(Directions for this task) Wherever the word "name" occurs in the lines below, copy the whole line.

#####

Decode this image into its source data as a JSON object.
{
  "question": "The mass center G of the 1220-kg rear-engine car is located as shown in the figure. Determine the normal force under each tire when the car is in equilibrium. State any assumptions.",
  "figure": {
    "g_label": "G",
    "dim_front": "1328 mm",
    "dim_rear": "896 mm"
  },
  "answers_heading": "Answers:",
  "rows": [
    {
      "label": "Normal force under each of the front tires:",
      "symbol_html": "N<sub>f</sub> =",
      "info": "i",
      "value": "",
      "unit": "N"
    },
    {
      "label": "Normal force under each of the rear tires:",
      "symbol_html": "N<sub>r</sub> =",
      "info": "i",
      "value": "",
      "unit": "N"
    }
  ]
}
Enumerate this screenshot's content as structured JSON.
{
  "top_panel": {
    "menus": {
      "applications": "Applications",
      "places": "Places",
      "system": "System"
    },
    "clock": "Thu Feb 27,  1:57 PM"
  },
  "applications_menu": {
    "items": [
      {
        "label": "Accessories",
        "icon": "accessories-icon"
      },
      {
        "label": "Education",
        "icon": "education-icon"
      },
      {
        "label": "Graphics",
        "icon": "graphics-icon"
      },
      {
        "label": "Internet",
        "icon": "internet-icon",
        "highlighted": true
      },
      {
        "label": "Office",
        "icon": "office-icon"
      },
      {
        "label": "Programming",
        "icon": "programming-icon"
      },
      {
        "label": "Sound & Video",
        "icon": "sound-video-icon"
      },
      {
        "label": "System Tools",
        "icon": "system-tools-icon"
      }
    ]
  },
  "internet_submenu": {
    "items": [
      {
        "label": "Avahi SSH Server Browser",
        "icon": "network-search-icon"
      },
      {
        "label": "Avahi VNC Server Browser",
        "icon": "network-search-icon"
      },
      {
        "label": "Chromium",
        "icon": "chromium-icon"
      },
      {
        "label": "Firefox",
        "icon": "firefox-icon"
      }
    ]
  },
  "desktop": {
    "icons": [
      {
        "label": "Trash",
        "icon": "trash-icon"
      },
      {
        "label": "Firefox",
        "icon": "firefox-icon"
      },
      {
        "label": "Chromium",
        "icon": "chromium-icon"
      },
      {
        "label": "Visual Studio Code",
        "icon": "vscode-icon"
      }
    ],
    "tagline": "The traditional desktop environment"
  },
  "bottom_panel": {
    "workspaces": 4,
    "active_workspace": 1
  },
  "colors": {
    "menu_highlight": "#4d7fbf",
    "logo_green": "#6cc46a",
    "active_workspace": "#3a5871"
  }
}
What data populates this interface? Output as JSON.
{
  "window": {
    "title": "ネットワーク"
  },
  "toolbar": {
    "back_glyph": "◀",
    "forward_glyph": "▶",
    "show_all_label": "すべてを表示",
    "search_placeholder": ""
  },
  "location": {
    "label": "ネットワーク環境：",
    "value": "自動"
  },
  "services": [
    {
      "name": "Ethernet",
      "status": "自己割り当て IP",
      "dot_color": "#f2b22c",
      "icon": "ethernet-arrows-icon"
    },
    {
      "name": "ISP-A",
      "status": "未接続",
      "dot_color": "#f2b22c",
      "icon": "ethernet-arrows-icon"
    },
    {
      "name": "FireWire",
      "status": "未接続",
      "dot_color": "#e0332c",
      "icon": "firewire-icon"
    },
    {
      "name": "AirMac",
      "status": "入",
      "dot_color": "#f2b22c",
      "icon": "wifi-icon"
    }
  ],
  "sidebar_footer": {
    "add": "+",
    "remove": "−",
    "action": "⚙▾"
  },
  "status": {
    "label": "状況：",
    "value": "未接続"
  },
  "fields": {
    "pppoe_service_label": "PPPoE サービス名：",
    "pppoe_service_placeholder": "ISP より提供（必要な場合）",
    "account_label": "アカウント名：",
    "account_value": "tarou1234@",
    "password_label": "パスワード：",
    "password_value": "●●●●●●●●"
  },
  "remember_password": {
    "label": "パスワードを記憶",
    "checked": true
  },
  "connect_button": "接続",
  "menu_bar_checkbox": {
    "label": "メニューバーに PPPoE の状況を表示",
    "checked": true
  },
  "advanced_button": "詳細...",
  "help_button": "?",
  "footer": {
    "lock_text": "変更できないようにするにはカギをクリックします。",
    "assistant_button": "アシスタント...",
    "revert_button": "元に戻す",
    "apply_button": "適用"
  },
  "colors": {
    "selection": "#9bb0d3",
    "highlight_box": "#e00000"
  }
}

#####

(Exercise output)
      "name": "Ethernet",
      "name": "ISP-A",
      "name": "FireWire",
      "name": "AirMac",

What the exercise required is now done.